Broadband Choices relied on monthly search data to determine what is the most famous anime in the US. Naruto topped the list with approximately 1.97 million monthly searches. Demon Slayer is second with 1.51 million, and Pokémon sits at number three with 1.40 million monthly searches.
20. Dragon Ball Super: Super Hero film earned $10.7 million on its opening day in the US.
(Source: Anime News Network)
The 2022 animated film focusing on Piccolo and Gohan made $4,303,671 on its preview day on Thursday and $6,441,593 on Friday, amounting to $10,745,264 on its opening day in the US.
Crunchyroll and Sony Pictures both screened the movie in 3,007 locations in the US, which marks the widest release ever for an anime film. It went on to make an incredible $20.1 million in its first weekend. In comparison, Dragon Ball Super: Broly earned $9.8 million in its first two days.
21. Between January and February 2021, Attack on Titan was the most demanded series in the US.
During this period, Attack on Titan was the most sought-after show, with a demand rating of 110.5x the market average.
Attack on Titan is also considered the top anime on Crunchyroll after the platform gave it its 2022 Anime of the Year award.
And there you have it – the most important anime stats to help you better understand its world.
Now, it’s time for an Attack on Titan episode!

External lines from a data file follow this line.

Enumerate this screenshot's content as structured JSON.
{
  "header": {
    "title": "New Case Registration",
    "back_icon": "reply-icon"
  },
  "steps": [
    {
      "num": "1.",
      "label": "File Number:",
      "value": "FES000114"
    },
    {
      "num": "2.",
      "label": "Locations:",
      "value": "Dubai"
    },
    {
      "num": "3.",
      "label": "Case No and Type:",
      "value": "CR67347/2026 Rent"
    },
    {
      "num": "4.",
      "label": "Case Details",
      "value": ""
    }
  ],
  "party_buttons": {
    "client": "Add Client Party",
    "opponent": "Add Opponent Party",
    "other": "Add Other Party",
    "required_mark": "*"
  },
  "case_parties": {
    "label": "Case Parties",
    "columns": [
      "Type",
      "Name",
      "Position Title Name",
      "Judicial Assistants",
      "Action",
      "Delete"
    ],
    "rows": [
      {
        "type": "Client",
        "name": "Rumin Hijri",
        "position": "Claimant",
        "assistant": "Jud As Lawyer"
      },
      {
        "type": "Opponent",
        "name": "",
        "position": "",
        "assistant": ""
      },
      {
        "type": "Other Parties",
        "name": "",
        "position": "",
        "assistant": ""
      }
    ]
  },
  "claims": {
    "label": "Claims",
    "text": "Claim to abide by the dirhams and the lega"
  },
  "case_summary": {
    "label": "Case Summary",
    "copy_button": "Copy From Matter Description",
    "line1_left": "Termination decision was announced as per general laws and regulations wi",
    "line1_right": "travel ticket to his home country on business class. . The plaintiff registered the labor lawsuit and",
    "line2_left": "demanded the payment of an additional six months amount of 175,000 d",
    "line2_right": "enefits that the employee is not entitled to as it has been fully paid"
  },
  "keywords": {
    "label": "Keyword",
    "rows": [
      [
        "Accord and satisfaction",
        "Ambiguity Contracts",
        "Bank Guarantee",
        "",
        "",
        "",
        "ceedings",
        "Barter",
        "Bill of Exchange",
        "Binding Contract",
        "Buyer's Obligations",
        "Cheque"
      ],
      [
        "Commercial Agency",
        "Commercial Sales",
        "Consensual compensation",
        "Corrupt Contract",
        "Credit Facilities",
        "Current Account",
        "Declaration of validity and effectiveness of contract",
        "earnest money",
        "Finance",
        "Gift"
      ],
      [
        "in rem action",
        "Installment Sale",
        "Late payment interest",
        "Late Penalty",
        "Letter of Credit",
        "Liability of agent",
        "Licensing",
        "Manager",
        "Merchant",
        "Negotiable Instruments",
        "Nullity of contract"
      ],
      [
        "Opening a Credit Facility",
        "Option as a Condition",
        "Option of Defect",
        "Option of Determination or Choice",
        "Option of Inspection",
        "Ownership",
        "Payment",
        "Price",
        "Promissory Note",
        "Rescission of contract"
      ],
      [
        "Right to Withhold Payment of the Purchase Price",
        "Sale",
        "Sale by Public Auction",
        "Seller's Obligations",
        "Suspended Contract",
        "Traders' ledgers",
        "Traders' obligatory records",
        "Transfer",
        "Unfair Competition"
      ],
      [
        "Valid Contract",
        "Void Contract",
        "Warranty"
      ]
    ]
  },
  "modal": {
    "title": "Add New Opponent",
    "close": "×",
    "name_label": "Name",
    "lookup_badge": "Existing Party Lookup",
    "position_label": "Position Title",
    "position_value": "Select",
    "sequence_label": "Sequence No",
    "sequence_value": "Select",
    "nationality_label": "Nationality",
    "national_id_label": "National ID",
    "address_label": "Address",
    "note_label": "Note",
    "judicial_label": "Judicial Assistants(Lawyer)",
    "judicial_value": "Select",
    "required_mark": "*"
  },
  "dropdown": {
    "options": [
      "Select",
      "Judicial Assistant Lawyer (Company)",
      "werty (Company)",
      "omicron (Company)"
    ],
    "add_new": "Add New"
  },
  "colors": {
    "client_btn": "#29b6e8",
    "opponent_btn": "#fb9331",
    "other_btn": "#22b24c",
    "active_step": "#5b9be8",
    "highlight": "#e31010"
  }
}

Dejan is a techie at heart who always dreamed of turning his fascination with gaming into a career. He finds working for TechJury a perfect opportunity to express his views of all kinds of different software. Being an avid reader, particularly of fantasy and sci-fi, Dejan pursued a degree in English Language and Literature. When not at his computer, he’s watching sports or playing tabletop games.
Latest from Author
Your email address will not be published.